A metacharacter is one or more characters that possess special meaning within a regex pattern, and can be used to build up the instructions which are used when applying a regex to a string.

Within a regex, everything is either a metacharacter or a literal character - the latter simply being a character that does not possess special meaning, but that matches the same character it represents.

The meaning of some metacharacters varies depending on if any regex modes are enabled - for example, the caret "^" metacharacter always matches the start of a string, but if Multiline mode is enabled, it also matches the start of a line.

In addition to different modes, it is important to be aware that there are two sets of metacharacters: those that only apply when in a normal expression, and a different (smaller) set which only apply when inside a character class. (For example, inside a character class the caret means "not", if it is the first character.)

Perhaps the most important metacharacter is the backslash "\" which has the ability to escape or create metacharacters by preceeding another character. That is, by using "\^", you are escaping the metacharacter and indicating the literal caret character should be matched at this point, whilst doing "\b" will instead create a metacharacter, which in this case tells the regex engine to match a word boundary at that point.

Different regex implementations can have different metacharacters - and some use the same metacharacters but may have subtly different meanings - so it is important to ensure you know what metacharacters to use for the particular regex engine which you are using.

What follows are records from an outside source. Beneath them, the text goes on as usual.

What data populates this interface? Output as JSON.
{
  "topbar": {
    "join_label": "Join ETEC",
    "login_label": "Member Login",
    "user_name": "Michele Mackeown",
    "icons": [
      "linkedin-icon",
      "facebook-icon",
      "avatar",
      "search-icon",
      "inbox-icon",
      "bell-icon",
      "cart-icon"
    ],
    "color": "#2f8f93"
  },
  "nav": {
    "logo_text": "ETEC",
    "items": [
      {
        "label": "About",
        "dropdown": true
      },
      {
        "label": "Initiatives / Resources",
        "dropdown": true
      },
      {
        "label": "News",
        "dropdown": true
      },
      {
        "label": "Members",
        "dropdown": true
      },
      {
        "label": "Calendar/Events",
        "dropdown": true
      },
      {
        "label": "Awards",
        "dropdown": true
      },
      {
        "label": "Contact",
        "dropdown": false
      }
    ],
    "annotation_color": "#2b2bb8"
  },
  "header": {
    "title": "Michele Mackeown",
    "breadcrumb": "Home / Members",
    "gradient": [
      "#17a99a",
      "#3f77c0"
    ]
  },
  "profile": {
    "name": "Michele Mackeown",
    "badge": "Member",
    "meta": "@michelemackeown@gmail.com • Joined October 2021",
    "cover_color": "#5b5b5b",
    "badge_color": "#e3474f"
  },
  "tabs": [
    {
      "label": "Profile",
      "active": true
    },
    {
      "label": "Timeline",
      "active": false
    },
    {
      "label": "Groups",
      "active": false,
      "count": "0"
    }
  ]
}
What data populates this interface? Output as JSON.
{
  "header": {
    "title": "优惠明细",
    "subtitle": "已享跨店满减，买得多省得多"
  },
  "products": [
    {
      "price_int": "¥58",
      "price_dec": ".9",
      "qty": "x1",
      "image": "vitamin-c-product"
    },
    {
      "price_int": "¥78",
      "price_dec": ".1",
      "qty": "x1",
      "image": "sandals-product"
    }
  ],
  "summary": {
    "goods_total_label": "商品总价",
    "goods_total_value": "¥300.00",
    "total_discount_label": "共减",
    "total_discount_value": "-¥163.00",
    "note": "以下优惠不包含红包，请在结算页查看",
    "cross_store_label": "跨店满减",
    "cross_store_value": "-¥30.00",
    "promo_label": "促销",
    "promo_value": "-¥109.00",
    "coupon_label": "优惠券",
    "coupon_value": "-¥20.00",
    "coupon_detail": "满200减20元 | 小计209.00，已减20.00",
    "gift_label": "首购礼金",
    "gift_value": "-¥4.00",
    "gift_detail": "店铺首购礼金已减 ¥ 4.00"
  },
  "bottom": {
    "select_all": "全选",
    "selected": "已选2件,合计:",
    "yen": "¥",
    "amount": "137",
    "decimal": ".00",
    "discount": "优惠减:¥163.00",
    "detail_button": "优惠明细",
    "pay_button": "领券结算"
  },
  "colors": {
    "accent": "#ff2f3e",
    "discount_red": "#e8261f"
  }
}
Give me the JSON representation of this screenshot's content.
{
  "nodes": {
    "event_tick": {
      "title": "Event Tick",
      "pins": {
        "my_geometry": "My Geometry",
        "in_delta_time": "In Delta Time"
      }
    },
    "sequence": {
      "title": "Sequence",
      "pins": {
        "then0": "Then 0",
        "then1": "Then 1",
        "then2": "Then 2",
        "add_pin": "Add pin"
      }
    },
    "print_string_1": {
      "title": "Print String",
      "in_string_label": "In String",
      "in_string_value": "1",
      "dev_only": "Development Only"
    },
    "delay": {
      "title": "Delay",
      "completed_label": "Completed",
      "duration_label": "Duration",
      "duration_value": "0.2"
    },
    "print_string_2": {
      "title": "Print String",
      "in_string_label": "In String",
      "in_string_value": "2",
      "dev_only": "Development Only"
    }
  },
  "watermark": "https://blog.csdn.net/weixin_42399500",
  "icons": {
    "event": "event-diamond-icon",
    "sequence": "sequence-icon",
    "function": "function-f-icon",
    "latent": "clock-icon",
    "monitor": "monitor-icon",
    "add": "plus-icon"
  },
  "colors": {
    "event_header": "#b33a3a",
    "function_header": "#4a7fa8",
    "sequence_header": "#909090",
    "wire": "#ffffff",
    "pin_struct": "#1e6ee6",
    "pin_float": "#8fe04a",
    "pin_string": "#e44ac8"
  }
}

The specific meanings of metacharacters is defined in the pages describing their features, or you can refer to the metacharacter reference chart for an overview.